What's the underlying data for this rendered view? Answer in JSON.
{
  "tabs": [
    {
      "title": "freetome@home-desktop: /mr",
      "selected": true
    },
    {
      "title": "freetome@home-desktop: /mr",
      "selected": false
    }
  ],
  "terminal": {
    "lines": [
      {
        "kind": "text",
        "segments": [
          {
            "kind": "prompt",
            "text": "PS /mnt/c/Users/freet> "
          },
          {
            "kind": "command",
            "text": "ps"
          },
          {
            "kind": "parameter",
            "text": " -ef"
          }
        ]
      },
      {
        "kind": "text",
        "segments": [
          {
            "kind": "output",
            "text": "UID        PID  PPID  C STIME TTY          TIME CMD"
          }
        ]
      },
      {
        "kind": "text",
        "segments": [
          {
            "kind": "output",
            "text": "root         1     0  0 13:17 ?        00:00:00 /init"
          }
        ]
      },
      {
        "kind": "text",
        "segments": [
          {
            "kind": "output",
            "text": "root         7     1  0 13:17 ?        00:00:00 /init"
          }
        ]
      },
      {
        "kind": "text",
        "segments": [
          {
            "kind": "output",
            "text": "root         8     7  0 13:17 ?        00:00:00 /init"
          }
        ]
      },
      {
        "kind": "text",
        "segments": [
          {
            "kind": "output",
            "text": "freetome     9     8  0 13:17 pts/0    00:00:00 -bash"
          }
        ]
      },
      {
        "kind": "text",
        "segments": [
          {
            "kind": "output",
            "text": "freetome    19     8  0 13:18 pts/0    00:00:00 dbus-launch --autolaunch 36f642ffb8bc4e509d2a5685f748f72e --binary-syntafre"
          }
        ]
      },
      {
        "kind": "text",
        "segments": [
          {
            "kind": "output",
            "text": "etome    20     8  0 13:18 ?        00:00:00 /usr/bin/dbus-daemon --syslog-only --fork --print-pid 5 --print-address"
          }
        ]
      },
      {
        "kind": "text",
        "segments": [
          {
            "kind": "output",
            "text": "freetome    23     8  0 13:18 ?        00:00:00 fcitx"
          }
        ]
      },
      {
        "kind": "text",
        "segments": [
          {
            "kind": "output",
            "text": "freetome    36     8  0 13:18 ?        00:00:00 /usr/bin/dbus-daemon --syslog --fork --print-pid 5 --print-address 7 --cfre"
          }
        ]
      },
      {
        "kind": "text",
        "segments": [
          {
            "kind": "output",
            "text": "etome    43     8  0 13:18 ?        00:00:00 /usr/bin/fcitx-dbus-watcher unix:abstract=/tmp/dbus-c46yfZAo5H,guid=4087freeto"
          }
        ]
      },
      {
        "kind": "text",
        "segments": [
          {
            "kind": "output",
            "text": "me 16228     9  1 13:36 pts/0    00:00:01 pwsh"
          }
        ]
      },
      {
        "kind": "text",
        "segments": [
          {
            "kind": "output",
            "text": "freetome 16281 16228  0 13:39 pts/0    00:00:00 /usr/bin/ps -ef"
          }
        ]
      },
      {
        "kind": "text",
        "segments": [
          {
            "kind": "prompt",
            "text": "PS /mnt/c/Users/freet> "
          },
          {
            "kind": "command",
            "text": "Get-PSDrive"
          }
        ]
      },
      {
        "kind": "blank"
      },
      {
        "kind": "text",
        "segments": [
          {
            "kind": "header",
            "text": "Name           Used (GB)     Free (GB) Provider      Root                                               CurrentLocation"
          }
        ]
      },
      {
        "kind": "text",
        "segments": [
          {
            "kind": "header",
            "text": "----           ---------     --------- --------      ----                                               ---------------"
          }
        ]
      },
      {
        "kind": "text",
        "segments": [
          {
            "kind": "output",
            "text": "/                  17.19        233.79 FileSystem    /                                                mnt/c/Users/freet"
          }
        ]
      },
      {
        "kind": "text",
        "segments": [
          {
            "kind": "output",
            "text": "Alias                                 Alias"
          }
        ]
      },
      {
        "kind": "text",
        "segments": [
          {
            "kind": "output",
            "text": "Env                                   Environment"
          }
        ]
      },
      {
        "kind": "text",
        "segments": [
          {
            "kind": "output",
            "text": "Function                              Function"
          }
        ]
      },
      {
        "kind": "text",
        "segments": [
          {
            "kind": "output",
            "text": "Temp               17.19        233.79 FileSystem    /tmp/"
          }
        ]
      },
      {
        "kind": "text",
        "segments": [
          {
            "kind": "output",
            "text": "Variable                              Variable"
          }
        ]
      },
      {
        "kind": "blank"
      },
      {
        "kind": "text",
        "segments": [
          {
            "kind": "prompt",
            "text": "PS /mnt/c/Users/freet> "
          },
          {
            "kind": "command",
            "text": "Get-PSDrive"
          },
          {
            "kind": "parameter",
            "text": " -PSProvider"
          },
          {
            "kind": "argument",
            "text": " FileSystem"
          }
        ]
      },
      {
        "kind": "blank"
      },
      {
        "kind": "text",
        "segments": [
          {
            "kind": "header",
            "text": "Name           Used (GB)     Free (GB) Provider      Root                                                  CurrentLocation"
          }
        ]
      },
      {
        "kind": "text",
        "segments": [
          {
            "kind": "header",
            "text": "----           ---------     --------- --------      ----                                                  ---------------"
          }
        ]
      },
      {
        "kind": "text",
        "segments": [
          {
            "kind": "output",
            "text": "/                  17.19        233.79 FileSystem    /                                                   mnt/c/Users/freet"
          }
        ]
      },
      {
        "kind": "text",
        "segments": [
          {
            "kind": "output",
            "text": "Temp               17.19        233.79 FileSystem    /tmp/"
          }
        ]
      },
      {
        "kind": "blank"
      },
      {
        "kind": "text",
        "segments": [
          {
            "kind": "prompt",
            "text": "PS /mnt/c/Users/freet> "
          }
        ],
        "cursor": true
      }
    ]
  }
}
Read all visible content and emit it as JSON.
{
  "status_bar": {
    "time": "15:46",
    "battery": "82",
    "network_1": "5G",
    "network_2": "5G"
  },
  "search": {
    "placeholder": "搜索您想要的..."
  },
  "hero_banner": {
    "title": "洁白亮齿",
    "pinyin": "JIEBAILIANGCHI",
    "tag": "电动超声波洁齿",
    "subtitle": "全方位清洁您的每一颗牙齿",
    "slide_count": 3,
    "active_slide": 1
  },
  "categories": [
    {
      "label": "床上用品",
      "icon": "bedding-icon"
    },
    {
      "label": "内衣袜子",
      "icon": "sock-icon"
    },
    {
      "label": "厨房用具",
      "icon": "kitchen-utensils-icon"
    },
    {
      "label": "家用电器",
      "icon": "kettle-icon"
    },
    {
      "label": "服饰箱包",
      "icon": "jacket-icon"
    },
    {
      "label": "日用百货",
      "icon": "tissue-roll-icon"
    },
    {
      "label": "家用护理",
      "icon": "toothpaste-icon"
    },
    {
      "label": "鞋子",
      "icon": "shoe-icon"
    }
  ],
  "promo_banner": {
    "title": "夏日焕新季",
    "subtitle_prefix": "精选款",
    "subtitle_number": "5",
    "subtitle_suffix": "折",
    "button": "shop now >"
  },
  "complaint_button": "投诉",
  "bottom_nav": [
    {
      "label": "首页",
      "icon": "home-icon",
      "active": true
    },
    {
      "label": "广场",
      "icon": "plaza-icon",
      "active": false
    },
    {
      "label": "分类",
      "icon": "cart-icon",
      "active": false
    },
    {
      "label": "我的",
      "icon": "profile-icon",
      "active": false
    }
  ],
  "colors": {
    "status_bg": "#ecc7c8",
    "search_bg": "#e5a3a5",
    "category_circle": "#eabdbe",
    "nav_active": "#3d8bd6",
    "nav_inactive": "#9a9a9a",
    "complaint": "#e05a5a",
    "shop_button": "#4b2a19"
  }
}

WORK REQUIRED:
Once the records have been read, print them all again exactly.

ANSWER TO THE PROBLEM:
What's the underlying data for this rendered view? Answer in JSON.
{
  "tabs": [
    {
      "title": "freetome@home-desktop: /mr",
      "selected": true
    },
    {
      "title": "freetome@home-desktop: /mr",
      "selected": false
    }
  ],
  "terminal": {
    "lines": [
      {
        "kind": "text",
        "segments": [
          {
            "kind": "prompt",
            "text": "PS /mnt/c/Users/freet> "
          },
          {
            "kind": "command",
            "text": "ps"
          },
          {
            "kind": "parameter",
            "text": " -ef"
          }
        ]
      },
      {
        "kind": "text",
        "segments": [
          {
            "kind": "output",
            "text": "UID        PID  PPID  C STIME TTY          TIME CMD"
          }
        ]
      },
      {
        "kind": "text",
        "segments": [
          {
            "kind": "output",
            "text": "root         1     0  0 13:17 ?        00:00:00 /init"
          }
        ]
      },
      {
        "kind": "text",
        "segments": [
          {
            "kind": "output",
            "text": "root         7     1  0 13:17 ?        00:00:00 /init"
          }
        ]
      },
      {
        "kind": "text",
        "segments": [
          {
            "kind": "output",
            "text": "root         8     7  0 13:17 ?        00:00:00 /init"
          }
        ]
      },
      {
        "kind": "text",
        "segments": [
          {
            "kind": "output",
            "text": "freetome     9     8  0 13:17 pts/0    00:00:00 -bash"
          }
        ]
      },
      {
        "kind": "text",
        "segments": [
          {
            "kind": "output",
            "text": "freetome    19     8  0 13:18 pts/0    00:00:00 dbus-launch --autolaunch 36f642ffb8bc4e509d2a5685f748f72e --binary-syntafre"
          }
        ]
      },
      {
        "kind": "text",
        "segments": [
          {
            "kind": "output",
            "text": "etome    20     8  0 13:18 ?        00:00:00 /usr/bin/dbus-daemon --syslog-only --fork --print-pid 5 --print-address"
          }
        ]
      },
      {
        "kind": "text",
        "segments": [
          {
            "kind": "output",
            "text": "freetome    23     8  0 13:18 ?        00:00:00 fcitx"
          }
        ]
      },
      {
        "kind": "text",
        "segments": [
          {
            "kind": "output",
            "text": "freetome    36     8  0 13:18 ?        00:00:00 /usr/bin/dbus-daemon --syslog --fork --print-pid 5 --print-address 7 --cfre"
          }
        ]
      },
      {
        "kind": "text",
        "segments": [
          {
            "kind": "output",
            "text": "etome    43     8  0 13:18 ?        00:00:00 /usr/bin/fcitx-dbus-watcher unix:abstract=/tmp/dbus-c46yfZAo5H,guid=4087freeto"
          }
        ]
      },
      {
        "kind": "text",
        "segments": [
          {
            "kind": "output",
            "text": "me 16228     9  1 13:36 pts/0    00:00:01 pwsh"
          }
        ]
      },
      {
        "kind": "text",
        "segments": [
          {
            "kind": "output",
            "text": "freetome 16281 16228  0 13:39 pts/0    00:00:00 /usr/bin/ps -ef"
          }
        ]
      },
      {
        "kind": "text",
        "segments": [
          {
            "kind": "prompt",
            "text": "PS /mnt/c/Users/freet> "
          },
          {
            "kind": "command",
            "text": "Get-PSDrive"
          }
        ]
      },
      {
        "kind": "blank"
      },
      {
        "kind": "text",
        "segments": [
          {
            "kind": "header",
            "text": "Name           Used (GB)     Free (GB) Provider      Root                                               CurrentLocation"
          }
        ]
      },
      {
        "kind": "text",
        "segments": [
          {
            "kind": "header",
            "text": "----           ---------     --------- --------      ----                                               ---------------"
          }
        ]
      },
      {
        "kind": "text",
        "segments": [
          {
            "kind": "output",
            "text": "/                  17.19        233.79 FileSystem    /                                                mnt/c/Users/freet"
          }
        ]
      },
      {
        "kind": "text",
        "segments": [
          {
            "kind": "output",
            "text": "Alias                                 Alias"
          }
        ]
      },
      {
        "kind": "text",
        "segments": [
          {
            "kind": "output",
            "text": "Env                                   Environment"
          }
        ]
      },
      {
        "kind": "text",
        "segments": [
          {
            "kind": "output",
            "text": "Function                              Function"
          }
        ]
      },
      {
        "kind": "text",
        "segments": [
          {
            "kind": "output",
            "text": "Temp               17.19        233.79 FileSystem    /tmp/"
          }
        ]
      },
      {
        "kind": "text",
        "segments": [
          {
            "kind": "output",
            "text": "Variable                              Variable"
          }
        ]
      },
      {
        "kind": "blank"
      },
      {
        "kind": "text",
        "segments": [
          {
            "kind": "prompt",
            "text": "PS /mnt/c/Users/freet> "
          },
          {
            "kind": "command",
            "text": "Get-PSDrive"
          },
          {
            "kind": "parameter",
            "text": " -PSProvider"
          },
          {
            "kind": "argument",
            "text": " FileSystem"
          }
        ]
      },
      {
        "kind": "blank"
      },
      {
        "kind": "text",
        "segments": [
          {
            "kind": "header",
            "text": "Name           Used (GB)     Free (GB) Provider      Root                                                  CurrentLocation"
          }
        ]
      },
      {
        "kind": "text",
        "segments": [
          {
            "kind": "header",
            "text": "----           ---------     --------- --------      ----                                                  ---------------"
          }
        ]
      },
      {
        "kind": "text",
        "segments": [
          {
            "kind": "output",
            "text": "/                  17.19        233.79 FileSystem    /                                                   mnt/c/Users/freet"
          }
        ]
      },
      {
        "kind": "text",
        "segments": [
          {
            "kind": "output",
            "text": "Temp               17.19        233.79 FileSystem    /tmp/"
          }
        ]
      },
      {
        "kind": "blank"
      },
      {
        "kind": "text",
        "segments": [
          {
            "kind": "prompt",
            "text": "PS /mnt/c/Users/freet> "
          }
        ],
        "cursor": true
      }
    ]
  }
}
Read all visible content and emit it as JSON.
{
  "status_bar": {
    "time": "15:46",
    "battery": "82",
    "network_1": "5G",
    "network_2": "5G"
  },
  "search": {
    "placeholder": "搜索您想要的..."
  },
  "hero_banner": {
    "title": "洁白亮齿",
    "pinyin": "JIEBAILIANGCHI",
    "tag": "电动超声波洁齿",
    "subtitle": "全方位清洁您的每一颗牙齿",
    "slide_count": 3,
    "active_slide": 1
  },
  "categories": [
    {
      "label": "床上用品",
      "icon": "bedding-icon"
    },
    {
      "label": "内衣袜子",
      "icon": "sock-icon"
    },
    {
      "label": "厨房用具",
      "icon": "kitchen-utensils-icon"
    },
    {
      "label": "家用电器",
      "icon": "kettle-icon"
    },
    {
      "label": "服饰箱包",
      "icon": "jacket-icon"
    },
    {
      "label": "日用百货",
      "icon": "tissue-roll-icon"
    },
    {
      "label": "家用护理",
      "icon": "toothpaste-icon"
    },
    {
      "label": "鞋子",
      "icon": "shoe-icon"
    }
  ],
  "promo_banner": {
    "title": "夏日焕新季",
    "subtitle_prefix": "精选款",
    "subtitle_number": "5",
    "subtitle_suffix": "折",
    "button": "shop now >"
  },
  "complaint_button": "投诉",
  "bottom_nav": [
    {
      "label": "首页",
      "icon": "home-icon",
      "active": true
    },
    {
      "label": "广场",
      "icon": "plaza-icon",
      "active": false
    },
    {
      "label": "分类",
      "icon": "cart-icon",
      "active": false
    },
    {
      "label": "我的",
      "icon": "profile-icon",
      "active": false
    }
  ],
  "colors": {
    "status_bg": "#ecc7c8",
    "search_bg": "#e5a3a5",
    "category_circle": "#eabdbe",
    "nav_active": "#3d8bd6",
    "nav_inactive": "#9a9a9a",
    "complaint": "#e05a5a",
    "shop_button": "#4b2a19"
  }
}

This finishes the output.